§ **Records from a dataset**
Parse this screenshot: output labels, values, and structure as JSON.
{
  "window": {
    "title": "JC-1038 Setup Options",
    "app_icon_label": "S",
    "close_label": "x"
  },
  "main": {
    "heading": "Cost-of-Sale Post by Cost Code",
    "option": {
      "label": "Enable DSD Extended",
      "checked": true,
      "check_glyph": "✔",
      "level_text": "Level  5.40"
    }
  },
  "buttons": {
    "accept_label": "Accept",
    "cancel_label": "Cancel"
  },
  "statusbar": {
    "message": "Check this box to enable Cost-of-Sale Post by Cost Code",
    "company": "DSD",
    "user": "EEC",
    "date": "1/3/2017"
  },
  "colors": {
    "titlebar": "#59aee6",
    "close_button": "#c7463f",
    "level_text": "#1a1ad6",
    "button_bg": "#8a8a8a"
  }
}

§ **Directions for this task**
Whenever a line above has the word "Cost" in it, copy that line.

§ **Problem solution**
    "heading": "Cost-of-Sale Post by Cost Code",
    "message": "Check this box to enable Cost-of-Sale Post by Cost Code",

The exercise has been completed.